The participation rate in organized learning one year before the official primary entry age rose steadily in the years before the COVID-19 outbreak, from 65% in 2010 to 73% in 2019, but with considerable variation between countries ranging from 12% to nearly 100%. Gender parity has been achieved in every region. This progress over the past years is threatened since 2020, as early education facilities and primary schools closed in most countries, preventing or limiting access to education, especially for children from low- and middle-income countries.
Disparities in access to education and learning outcomes remain persistent across a range of education indicators. For example, there were still only 92 literate women aged 15 years or older for every 100 literate men of the same age in 2019. Almost half of countries with recent data did not meet gender parity in primary completion, and only a handful of countries demonstrate parity in tertiary enrolment ratios. Disparities by location (urban vs rural) and household wealth are typically more extreme, with a respective one third and one sixth of countries meeting parity in primary completion, and no countries with recent data reaching parity in tertiary attendance. The COVID-19 pandemic is expected to lead to a reversal of recent progress towards equity. With the shift to remote learning, those from the poorest households and other vulnerable groups are less equipped to participate and more likely to drop out permanently or for extended periods.
Based on data between 2017 and 2019, globally, more than a fifth of primary schools do not have access to basic drinking water and more than a third do not have basic handwashing facilities. Across the LDCs, more than two thirds of primary schools do not have access to electricity. Availability of internet and computers for pedagogical purposes in schools is even lower.

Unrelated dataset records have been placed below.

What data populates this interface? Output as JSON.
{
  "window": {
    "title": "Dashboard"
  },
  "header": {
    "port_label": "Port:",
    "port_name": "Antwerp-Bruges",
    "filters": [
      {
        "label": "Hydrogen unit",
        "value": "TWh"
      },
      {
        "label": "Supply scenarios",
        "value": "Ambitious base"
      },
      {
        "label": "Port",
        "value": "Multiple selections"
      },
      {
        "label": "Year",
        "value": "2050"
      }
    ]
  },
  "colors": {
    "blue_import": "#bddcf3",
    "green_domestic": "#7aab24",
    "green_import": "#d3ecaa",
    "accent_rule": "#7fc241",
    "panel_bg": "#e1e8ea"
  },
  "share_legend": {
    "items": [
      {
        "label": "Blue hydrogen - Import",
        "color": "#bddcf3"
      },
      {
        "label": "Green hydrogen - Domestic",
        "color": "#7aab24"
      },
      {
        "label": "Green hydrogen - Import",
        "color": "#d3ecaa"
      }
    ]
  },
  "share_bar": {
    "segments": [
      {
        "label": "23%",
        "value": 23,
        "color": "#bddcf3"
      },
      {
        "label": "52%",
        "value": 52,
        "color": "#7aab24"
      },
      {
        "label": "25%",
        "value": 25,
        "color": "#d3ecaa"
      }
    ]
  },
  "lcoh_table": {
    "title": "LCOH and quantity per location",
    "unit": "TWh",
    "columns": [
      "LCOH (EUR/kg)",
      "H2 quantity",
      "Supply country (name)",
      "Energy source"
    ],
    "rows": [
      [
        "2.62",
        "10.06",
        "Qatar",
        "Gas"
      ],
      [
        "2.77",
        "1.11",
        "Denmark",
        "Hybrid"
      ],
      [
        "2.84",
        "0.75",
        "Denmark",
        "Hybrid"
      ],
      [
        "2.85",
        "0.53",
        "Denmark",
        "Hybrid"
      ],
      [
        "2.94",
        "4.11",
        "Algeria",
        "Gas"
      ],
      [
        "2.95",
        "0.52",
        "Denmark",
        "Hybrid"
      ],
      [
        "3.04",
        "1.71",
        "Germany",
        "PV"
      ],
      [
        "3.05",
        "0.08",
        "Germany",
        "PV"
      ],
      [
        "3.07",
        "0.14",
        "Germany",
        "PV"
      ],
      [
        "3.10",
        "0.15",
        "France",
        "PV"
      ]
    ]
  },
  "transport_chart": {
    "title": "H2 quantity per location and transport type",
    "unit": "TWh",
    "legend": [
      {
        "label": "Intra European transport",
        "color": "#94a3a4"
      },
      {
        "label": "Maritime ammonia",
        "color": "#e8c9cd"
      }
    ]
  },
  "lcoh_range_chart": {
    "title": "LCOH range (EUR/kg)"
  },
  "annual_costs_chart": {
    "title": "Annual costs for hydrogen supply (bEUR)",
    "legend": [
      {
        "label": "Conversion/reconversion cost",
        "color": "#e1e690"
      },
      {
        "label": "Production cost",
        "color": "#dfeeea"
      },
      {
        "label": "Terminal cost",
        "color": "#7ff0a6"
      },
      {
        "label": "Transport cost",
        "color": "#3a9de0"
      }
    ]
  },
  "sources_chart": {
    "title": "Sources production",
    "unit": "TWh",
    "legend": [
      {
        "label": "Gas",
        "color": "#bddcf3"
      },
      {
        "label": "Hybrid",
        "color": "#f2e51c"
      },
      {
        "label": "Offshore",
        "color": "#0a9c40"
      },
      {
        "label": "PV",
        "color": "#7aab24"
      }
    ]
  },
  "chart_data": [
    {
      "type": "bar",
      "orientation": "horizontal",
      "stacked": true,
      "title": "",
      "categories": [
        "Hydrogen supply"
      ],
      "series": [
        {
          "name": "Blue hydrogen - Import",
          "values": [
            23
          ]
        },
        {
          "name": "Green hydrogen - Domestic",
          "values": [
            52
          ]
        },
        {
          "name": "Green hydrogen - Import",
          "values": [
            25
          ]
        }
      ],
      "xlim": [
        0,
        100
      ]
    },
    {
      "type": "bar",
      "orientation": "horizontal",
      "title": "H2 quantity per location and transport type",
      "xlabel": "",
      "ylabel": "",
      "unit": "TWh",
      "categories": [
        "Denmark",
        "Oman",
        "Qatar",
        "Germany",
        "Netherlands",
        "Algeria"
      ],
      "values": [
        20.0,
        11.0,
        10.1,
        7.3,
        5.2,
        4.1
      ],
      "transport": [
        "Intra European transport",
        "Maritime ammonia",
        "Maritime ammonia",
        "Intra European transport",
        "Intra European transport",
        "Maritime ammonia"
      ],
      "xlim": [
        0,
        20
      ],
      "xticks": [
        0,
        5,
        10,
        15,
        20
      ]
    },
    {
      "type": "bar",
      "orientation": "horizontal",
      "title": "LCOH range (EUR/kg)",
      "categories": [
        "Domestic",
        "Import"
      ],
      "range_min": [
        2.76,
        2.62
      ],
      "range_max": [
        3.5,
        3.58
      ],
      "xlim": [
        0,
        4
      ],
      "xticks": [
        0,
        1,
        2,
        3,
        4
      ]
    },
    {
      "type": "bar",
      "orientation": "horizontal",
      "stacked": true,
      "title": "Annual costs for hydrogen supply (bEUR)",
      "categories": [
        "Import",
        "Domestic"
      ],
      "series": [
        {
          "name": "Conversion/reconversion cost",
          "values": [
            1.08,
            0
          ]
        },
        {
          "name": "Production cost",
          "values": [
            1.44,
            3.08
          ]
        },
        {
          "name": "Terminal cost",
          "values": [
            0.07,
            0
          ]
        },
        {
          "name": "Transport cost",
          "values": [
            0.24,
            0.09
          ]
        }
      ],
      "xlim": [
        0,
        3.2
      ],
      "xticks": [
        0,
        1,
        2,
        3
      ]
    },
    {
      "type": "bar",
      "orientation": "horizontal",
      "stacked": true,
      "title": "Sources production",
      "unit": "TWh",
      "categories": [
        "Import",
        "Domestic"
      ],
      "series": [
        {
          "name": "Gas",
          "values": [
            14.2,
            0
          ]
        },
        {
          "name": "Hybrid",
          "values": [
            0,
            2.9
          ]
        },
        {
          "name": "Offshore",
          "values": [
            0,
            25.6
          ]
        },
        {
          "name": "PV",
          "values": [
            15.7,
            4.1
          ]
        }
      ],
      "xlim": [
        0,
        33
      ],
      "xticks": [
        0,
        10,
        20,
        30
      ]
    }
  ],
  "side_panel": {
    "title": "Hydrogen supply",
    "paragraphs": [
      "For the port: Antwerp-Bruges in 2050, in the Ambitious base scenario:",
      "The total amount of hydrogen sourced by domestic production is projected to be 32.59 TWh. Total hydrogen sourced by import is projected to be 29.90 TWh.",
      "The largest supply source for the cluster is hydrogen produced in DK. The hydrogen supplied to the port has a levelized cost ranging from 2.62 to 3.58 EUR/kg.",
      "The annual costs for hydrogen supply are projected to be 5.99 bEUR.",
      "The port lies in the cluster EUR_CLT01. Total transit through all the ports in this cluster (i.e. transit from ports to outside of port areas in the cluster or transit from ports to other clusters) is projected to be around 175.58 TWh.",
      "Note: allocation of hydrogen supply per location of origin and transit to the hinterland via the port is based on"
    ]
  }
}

ODA for scholarships amounted to $1.7 billion in 2019, up from $1.3 billion in 2017. France, Japan, EU Institutions, Saudi Arabia and Turkey accounted for 55% of this total.
In 2019, 81% of primary school teachers are trained but the proportion is lower in sub-Saharan Africa (65%) and Southern Asia (74%). With the unprecedented lockdown due to the COVID-19 pandemic, leading to total or partial school closures in most countries, the teaching workforce was severely affected.
Source: Advance unedited copy of 2021 report of the Secretary-General on Progress towards the Sustainable Development Goals